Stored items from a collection
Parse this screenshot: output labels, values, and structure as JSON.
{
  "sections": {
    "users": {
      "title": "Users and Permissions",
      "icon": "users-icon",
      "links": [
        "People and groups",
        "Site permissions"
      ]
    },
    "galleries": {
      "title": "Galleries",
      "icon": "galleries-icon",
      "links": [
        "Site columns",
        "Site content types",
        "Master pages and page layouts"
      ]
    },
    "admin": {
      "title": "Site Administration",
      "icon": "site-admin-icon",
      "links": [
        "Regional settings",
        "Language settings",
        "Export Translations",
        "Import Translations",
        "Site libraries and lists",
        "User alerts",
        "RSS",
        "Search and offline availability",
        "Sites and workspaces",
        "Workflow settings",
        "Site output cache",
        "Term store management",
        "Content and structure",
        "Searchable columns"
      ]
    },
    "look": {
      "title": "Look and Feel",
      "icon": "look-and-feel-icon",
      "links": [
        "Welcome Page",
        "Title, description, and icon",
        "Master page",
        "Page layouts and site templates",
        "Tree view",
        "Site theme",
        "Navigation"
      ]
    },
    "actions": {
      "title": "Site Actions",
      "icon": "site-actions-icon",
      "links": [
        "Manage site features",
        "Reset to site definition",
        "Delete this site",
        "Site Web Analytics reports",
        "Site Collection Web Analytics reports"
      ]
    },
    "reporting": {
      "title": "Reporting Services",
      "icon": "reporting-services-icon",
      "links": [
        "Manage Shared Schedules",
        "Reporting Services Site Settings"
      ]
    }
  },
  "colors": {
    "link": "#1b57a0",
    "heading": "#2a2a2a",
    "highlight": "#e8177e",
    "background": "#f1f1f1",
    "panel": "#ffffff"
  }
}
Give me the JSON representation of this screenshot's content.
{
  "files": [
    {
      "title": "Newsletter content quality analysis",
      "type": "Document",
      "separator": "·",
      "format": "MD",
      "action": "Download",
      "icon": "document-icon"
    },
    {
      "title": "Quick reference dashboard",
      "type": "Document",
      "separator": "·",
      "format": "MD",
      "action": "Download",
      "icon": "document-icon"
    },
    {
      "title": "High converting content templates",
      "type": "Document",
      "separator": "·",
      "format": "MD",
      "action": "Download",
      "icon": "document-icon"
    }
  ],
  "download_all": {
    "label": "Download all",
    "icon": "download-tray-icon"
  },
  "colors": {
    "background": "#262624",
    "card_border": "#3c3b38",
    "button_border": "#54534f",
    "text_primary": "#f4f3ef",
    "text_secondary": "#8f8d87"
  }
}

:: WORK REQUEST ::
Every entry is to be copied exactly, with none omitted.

:: ANSWER TO THE PROBLEM ::
Parse this screenshot: output labels, values, and structure as JSON.
{
  "sections": {
    "users": {
      "title": "Users and Permissions",
      "icon": "users-icon",
      "links": [
        "People and groups",
        "Site permissions"
      ]
    },
    "galleries": {
      "title": "Galleries",
      "icon": "galleries-icon",
      "links": [
        "Site columns",
        "Site content types",
        "Master pages and page layouts"
      ]
    },
    "admin": {
      "title": "Site Administration",
      "icon": "site-admin-icon",
      "links": [
        "Regional settings",
        "Language settings",
        "Export Translations",
        "Import Translations",
        "Site libraries and lists",
        "User alerts",
        "RSS",
        "Search and offline availability",
        "Sites and workspaces",
        "Workflow settings",
        "Site output cache",
        "Term store management",
        "Content and structure",
        "Searchable columns"
      ]
    },
    "look": {
      "title": "Look and Feel",
      "icon": "look-and-feel-icon",
      "links": [
        "Welcome Page",
        "Title, description, and icon",
        "Master page",
        "Page layouts and site templates",
        "Tree view",
        "Site theme",
        "Navigation"
      ]
    },
    "actions": {
      "title": "Site Actions",
      "icon": "site-actions-icon",
      "links": [
        "Manage site features",
        "Reset to site definition",
        "Delete this site",
        "Site Web Analytics reports",
        "Site Collection Web Analytics reports"
      ]
    },
    "reporting": {
      "title": "Reporting Services",
      "icon": "reporting-services-icon",
      "links": [
        "Manage Shared Schedules",
        "Reporting Services Site Settings"
      ]
    }
  },
  "colors": {
    "link": "#1b57a0",
    "heading": "#2a2a2a",
    "highlight": "#e8177e",
    "background": "#f1f1f1",
    "panel": "#ffffff"
  }
}
Give me the JSON representation of this screenshot's content.
{
  "files": [
    {
      "title": "Newsletter content quality analysis",
      "type": "Document",
      "separator": "·",
      "format": "MD",
      "action": "Download",
      "icon": "document-icon"
    },
    {
      "title": "Quick reference dashboard",
      "type": "Document",
      "separator": "·",
      "format": "MD",
      "action": "Download",
      "icon": "document-icon"
    },
    {
      "title": "High converting content templates",
      "type": "Document",
      "separator": "·",
      "format": "MD",
      "action": "Download",
      "icon": "document-icon"
    }
  ],
  "download_all": {
    "label": "Download all",
    "icon": "download-tray-icon"
  },
  "colors": {
    "background": "#262624",
    "card_border": "#3c3b38",
    "button_border": "#54534f",
    "text_primary": "#f4f3ef",
    "text_secondary": "#8f8d87"
  }
}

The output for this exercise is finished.